Fans of sports teams quickly form communities.  These communities can be online through various forums or websites.  They can also be physical communities, with fans tailgating before the game at the stadium parking lot or congregating at bars when the game is on.  One might hold that a real fan is one that participates in these kinds of communities and, as such makes their allegiance publicly known.

5.  Sports tribalism
Many of the more established sports teams have notable rivalries.   Typically rivalries are between teams in the same division, or between teams that are geographically related.  Some rivalries can be quite intense, and have long histories.  Examples include the Yankees/Red Sox, or Duke/University of North Carolina, Chapel Hill.  For many, to be a real fan of team it is not enough that you support and cheer for a team.  You must also despise another team.  You must go to their forums and wreak havoc on their discussions with incessant trolling.  You must get into shouting matches at bars.  Home games must be hostile war zones for visiting fans of a rival team.

These are some necessary conditions that I could come up with off the top of my head.  I'm sure there are more, and it's probably the case that some of these are not really necessary in order to be a "real" fan.  That said, how do stack up?  Am I a "real" fan of the Redskins.  Let's break it down point by point.

As far as knowledge is concerned, I think I have a fair bit of knowledge about the team.  Even though I don't watch as many games as I used to, I still read up on the team.  I can rattle off the starting lineup, coaching staff, and probably some of the more notable members of the front office.  I'm also conversant with the coaches' preferred style of offense and defense, and can usually hold my own in a bar conversation about the X's and O's.

Support during adverse circumstances is where my level of fandom has wavered.  Ever since Daniel Snyder bought the team in 1999, I've tried my best to be supportive.  Years of his inept ownership, however, have taken their toll.  It really gets harder and harder for me to get excited about this team.  I notice the same kind of attitude in the various Redskins blogs that I read.  It's nice that they made the playoffs, and I'll probably go watch the game, but not really expecting much.

Financially speaking, I haven't really spent that much money on the team.  I've never been to a Redskins game.  This is partly because I haven't lived in the metro D.C. area since 1996.  I do, however, own two jerseys: a Clinton Portis jersey and a Sean Taylor jersey.

Being a displaced fan, it's hard to find any kind of community physically speaking.  I've lived in Atlanta, Milwaukee, and currently live in Syracuse, NY.  Syracuse surprisingly has a community of Redskins fans that watch games at the local chain sports bar.  However, by the time I moved to Syracuse (2008), I've weathered almost ten years of the Snyder led Redskins, and I was gradually checking out by that point.

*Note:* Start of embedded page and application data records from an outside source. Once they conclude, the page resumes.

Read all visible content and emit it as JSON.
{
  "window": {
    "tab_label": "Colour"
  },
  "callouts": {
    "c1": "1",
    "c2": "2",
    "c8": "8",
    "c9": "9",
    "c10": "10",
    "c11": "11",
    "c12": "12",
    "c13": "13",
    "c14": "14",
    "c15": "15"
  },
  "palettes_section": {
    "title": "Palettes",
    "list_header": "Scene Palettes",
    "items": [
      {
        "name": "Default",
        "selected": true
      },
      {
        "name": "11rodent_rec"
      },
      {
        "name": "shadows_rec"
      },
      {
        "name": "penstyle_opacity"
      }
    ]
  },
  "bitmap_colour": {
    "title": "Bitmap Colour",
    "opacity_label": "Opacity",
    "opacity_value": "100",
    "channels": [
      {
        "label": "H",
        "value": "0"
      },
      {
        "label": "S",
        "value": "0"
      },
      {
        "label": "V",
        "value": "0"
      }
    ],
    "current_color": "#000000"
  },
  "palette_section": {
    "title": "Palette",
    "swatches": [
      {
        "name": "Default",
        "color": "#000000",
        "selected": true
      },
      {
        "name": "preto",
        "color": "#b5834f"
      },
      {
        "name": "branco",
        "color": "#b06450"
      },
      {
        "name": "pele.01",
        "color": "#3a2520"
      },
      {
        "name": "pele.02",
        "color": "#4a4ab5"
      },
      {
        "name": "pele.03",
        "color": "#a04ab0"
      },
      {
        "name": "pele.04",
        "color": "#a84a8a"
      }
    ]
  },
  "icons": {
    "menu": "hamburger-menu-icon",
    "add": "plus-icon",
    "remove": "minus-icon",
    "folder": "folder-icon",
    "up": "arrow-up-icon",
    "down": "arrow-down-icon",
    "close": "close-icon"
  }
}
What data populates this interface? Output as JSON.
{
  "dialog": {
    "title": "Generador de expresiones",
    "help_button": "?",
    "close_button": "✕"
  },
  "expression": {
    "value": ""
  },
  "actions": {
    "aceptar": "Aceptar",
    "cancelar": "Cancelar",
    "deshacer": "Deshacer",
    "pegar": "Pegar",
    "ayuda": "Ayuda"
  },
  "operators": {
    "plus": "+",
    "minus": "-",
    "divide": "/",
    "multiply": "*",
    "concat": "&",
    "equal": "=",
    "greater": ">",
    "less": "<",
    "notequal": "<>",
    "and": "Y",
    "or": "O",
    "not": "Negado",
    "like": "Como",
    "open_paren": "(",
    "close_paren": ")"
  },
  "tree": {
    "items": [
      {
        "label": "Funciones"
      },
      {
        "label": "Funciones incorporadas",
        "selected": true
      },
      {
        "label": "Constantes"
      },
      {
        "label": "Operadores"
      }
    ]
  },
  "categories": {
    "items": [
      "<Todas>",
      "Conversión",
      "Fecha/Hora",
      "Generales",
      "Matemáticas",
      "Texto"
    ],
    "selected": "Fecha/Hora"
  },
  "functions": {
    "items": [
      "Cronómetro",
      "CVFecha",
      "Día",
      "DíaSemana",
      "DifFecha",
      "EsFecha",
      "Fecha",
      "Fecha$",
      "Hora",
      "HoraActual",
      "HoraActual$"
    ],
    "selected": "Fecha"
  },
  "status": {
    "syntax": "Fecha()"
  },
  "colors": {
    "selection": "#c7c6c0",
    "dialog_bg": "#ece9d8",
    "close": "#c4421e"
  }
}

I will have to say, however, that I do despise the Cowboys, Eagles, and Giants.  I especially hate the Cowboys and their "America's Team" narrative.  They are by far the most overrated team in the NFL.  Every season talking heads predict the Cowboys to go deep into the season, and yet in almost 20 years, have won only three playoff games, only one more than the Redskins, a team almost universally dismissed by football pundits.

No comments:

Post a Comment